Have Republicans en masse gone insane? Or is it only that the sane ones are keeping very quiet, hoping not to be noticed while those who are cracking up dominate the news? A Republican Congresswoman in Minnesota suggested on national television that Barack Obama, Harry Reid, and Nancy Pelosi harbor "anti-American" views and called for an expose of the entire Democratic contingent in the House of Representatives. (Now she keeps saying that her words have been "misinterpreted," but...well...she's all over YouTube, and it's pretty clear what she said.) In North Carolina, a Congressman declared that "liberals hate real Americans that work and achieve and believe in God." (For a while he categorically denied saying it. Then the audio tapes began to surface.) Then there was the McCain advisor who announced that the northern part of Virginia was not "the real Virginia," which dovetailed nicely with John McCain's brother referring to the same area as "communist country." Of course there was the Republican vice-presidential nominee describing small towns as "these wonderful little pockets of what I call the real America...very patriotic, very pro-American areas of this great nation." And the presidential nominee himself, the man who always used to be known as a smart pragmatist who saw beyond party cant, calling Barack Obama's economic policies "socialism" and telling us we risk nuclear war if we vote Democratic.

These, of course, are politicians in the heat of battle, trying to fire up their true believers. Things get said. But a similar madness has gripped the conservative analysts and journalists who have always asked us to believe that, though they have their strong political beliefs, they will ultimately choose intellectual honesty over partisan rhetoric. There was John Podhoretz, next editor of Commentary and a veritable mascot of neoconservative intellectualism, claiming that criticisms of Sarah Palin's lack of experience were "un-American." Un-American!

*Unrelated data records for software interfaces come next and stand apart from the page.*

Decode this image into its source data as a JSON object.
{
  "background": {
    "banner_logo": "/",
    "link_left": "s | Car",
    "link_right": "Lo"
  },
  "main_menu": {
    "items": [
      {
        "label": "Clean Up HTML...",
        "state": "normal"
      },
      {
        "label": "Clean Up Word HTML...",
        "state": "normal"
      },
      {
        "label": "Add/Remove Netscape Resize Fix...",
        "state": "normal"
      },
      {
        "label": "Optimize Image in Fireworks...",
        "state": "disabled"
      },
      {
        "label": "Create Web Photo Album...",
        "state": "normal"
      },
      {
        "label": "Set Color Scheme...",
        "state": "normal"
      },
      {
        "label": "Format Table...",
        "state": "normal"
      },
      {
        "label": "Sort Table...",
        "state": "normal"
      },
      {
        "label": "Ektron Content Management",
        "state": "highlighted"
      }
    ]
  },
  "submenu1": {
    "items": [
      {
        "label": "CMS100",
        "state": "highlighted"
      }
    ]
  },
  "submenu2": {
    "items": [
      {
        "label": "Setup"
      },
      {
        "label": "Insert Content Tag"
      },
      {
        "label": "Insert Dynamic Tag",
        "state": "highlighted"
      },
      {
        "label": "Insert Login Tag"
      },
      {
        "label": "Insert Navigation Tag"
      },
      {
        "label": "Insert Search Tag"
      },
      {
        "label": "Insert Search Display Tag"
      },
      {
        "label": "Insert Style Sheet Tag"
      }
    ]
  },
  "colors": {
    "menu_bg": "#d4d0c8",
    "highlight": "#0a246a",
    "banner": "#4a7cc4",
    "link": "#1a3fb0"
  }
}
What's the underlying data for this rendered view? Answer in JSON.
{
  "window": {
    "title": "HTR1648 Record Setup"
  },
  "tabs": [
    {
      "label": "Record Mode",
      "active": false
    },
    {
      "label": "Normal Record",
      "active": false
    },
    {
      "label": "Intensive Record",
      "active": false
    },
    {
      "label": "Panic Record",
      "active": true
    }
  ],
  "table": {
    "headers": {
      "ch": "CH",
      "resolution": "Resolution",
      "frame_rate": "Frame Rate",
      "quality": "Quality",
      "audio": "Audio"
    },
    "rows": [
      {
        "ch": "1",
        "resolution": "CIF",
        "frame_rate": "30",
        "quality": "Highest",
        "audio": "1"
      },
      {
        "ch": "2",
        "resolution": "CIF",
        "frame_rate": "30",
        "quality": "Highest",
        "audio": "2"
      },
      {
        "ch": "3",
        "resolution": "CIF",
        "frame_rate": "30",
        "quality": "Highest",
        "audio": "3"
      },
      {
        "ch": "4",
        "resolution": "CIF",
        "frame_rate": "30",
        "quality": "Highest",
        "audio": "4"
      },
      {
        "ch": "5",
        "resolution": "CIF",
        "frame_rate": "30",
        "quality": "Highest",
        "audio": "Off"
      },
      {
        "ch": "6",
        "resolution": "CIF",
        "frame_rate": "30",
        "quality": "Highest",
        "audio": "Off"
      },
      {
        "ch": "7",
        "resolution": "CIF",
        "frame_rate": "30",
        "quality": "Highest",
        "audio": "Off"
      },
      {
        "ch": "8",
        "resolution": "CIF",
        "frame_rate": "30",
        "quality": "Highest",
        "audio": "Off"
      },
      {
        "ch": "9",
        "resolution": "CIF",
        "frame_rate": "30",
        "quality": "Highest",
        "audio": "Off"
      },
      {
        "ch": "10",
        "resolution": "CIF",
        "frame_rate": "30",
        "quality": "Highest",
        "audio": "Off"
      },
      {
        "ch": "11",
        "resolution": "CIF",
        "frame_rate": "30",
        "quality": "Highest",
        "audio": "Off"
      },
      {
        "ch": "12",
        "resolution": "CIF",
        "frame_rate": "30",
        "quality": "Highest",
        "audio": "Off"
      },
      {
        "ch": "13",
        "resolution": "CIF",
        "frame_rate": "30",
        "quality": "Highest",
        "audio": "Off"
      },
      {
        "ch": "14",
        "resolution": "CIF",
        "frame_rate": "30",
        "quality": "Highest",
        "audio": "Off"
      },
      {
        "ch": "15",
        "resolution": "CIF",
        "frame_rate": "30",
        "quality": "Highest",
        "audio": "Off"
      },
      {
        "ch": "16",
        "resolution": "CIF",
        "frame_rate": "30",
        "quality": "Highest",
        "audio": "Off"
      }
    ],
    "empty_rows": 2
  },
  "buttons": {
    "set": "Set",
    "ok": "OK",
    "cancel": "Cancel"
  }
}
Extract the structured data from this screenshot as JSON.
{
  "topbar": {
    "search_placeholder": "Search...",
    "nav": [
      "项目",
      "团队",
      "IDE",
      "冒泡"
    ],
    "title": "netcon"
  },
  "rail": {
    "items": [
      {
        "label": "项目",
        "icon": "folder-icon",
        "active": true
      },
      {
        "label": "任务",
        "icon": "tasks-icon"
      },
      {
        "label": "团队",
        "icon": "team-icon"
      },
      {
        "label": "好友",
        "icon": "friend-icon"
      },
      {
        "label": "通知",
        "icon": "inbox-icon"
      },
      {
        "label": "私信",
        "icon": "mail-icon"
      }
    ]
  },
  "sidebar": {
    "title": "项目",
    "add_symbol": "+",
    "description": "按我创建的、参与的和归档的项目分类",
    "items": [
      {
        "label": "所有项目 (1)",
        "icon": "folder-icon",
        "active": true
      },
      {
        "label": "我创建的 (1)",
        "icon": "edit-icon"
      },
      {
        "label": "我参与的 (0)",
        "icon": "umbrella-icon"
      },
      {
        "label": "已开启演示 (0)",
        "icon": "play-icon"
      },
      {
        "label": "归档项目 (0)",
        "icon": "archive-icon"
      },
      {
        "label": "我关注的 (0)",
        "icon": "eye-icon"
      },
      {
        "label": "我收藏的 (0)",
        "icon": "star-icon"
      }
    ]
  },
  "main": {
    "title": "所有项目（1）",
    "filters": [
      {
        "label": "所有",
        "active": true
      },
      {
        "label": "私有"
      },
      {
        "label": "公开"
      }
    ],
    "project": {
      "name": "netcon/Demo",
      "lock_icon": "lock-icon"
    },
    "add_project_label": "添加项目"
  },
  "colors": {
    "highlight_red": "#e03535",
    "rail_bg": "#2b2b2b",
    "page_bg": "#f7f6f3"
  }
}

I thought the right wing had learned to lay off that word around the time Joe McCarthy was censured by the Senate. Just a couple of days ago Thomas Sowell, a Senior Fellow at the Hoover Institution and an award-winning economist, compared Barack Obama to Lenin, Hitler, Mao, and Jim Jones. When Christopher Buckley, one of the most popular and persuasive conservative columnists out there, responded to this increasing madness by endorsing Obama, The National Review basically fired him. That's the magazine that Christopher's father, William F. Buckley, founded. William F. Buckley, who once described his career with, "I've spent my life trying to separate the right from the kooks."

I'm kind of glad old Bill didn't live to see this election, because the kooks have surely taken over the party. And since the polls now show Obama widening his lead again and the Democrats with an ever-more-realistic shot at a "perfect 60" in the Senate, I'm expecting the next two weeks to get even kookier.